On Thursday evening, January 11, 1973 at 9:00 p.m., Americans stepped into the home of the Loud family of Santa Barbara, California. Chronicling the lives of its family members, the 12-hour documentary series made parents Pat and Bill Loud and their five children Lance, Delilah, Grant, Kevin and Michele Loud household names.1971 WNET
During the seven months that they lived in front of the camera, viewers watched dramatic life events unfold, including Pat asking for a separation from her husband Bill, and the bohemian New York lifestyle of their gay son, Lance.
Unlike most documentaries of its day, An American Family had no host, no interviews, and almost no voice-over narration. Producer Craig Gilbert presented the family's daily life — as captured by filmmakers Alan Raymond behind the camera, and Susan Raymond covering sound — in the style of cinéma vérité. It was the most controversial and talked-about television program of its era.
Reflections on the Making of the Series A 1973 panel discussion and filmmaker interviews from 2011.
PBS was then a fledgling "fourth network" joining CBS, NBC and ABC, and despite its non-commercial profile was looking for blockbuster hits, according to Bill Kobin, Vice President for programming at NET at the time. In the course of its 12 week run, An American Family riveted the country and drew in a record 10 million viewers a week. In the years since it was first broadcast, the series has become the subject of lengthy articles and reviews, including panel discussions with anthropologist Margaret Mead, who speculated that An American Family could be the beginning of a new way to explore the complexities of contemporary reality, "maybe as important for our time as were the invention of drama and the novel for earlier generations."
Now, 40 years since filming, the original filmmakers have edited a new 2-hour feature-length special capturing the most memorable and compelling moments of the landmark series. See for yourself why An American Family is one of the 50 Greatest TV Shows of All Time (TV Guide, 2002).
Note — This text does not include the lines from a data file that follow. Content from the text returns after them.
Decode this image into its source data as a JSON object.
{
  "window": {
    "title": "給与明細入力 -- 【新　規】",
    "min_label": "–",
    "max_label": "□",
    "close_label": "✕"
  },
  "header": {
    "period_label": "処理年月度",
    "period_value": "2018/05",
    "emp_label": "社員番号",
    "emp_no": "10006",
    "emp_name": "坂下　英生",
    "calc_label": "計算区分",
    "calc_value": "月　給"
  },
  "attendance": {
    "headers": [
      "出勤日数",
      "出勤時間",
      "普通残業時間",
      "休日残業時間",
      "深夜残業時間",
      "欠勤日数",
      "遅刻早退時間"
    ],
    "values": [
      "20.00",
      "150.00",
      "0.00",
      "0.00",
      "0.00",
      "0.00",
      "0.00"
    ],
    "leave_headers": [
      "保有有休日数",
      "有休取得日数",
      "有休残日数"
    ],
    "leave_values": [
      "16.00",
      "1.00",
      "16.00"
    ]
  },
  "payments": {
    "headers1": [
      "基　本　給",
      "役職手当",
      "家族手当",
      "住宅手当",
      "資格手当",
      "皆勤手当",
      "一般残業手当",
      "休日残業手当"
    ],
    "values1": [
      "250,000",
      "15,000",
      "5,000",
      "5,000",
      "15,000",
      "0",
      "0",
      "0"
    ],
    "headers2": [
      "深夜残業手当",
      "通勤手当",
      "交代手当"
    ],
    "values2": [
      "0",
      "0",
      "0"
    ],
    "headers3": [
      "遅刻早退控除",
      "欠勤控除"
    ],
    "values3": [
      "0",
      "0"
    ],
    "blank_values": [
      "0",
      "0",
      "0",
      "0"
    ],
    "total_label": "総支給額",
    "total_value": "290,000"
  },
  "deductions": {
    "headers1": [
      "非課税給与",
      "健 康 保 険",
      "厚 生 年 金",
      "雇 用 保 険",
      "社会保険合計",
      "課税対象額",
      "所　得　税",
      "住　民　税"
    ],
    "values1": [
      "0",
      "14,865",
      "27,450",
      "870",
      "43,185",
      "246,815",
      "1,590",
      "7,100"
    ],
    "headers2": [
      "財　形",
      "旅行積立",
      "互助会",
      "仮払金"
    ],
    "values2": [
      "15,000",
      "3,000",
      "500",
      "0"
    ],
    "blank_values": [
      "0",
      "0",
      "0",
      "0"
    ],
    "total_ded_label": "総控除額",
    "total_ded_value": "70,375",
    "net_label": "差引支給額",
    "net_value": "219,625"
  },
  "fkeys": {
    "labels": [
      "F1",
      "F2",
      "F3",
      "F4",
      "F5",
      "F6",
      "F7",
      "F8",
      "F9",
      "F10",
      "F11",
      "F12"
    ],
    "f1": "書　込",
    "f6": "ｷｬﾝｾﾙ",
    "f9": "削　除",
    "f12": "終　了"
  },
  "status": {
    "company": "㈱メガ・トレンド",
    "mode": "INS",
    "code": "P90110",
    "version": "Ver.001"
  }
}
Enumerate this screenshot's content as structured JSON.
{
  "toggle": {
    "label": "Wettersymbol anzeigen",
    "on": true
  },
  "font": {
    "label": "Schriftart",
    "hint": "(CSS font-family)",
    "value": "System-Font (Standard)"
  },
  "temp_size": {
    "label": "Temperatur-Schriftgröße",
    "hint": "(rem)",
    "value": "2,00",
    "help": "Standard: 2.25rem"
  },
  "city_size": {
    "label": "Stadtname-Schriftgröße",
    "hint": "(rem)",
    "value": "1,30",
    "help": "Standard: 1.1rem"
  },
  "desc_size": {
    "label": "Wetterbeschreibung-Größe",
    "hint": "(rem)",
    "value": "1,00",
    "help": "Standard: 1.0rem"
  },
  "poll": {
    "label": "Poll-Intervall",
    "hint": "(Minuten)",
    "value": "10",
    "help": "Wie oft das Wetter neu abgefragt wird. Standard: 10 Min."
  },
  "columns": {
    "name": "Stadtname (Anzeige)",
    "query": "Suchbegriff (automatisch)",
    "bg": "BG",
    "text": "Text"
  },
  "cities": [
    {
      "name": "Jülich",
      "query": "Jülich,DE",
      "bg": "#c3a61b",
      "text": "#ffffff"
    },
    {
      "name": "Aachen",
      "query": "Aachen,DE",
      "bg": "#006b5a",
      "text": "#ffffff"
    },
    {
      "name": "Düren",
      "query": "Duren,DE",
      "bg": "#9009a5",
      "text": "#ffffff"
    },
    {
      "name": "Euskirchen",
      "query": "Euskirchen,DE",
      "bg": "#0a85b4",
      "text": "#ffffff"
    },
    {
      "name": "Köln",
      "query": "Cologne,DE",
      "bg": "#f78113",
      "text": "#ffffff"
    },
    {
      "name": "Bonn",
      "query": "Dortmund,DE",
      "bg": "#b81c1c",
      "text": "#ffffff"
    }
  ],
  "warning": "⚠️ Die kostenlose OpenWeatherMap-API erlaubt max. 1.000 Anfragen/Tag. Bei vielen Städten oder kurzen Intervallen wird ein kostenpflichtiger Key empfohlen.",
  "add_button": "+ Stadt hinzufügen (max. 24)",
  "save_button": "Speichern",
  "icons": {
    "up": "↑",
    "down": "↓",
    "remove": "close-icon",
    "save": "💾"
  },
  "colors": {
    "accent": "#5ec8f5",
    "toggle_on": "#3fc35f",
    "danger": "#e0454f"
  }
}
An American Family: Anniversary Edition was produced by Alan Raymond and Susan Raymond, edited by Alan Raymond and Charlotte Mangin served as the supervising producer. The original series was conceived and produced by Craig Gilbert. At WNET, Stephen Segaller was the executive in charge of production and Jane Buckwalter was the director of programming operations. At WLIW, John Servidio was the general manager.
Visit http://www.thirteen.org/american-family/ for additional video from the original series, plus extras.
See http://www.pbs.org/lanceloud/ for more information about the oldest son in An American Family.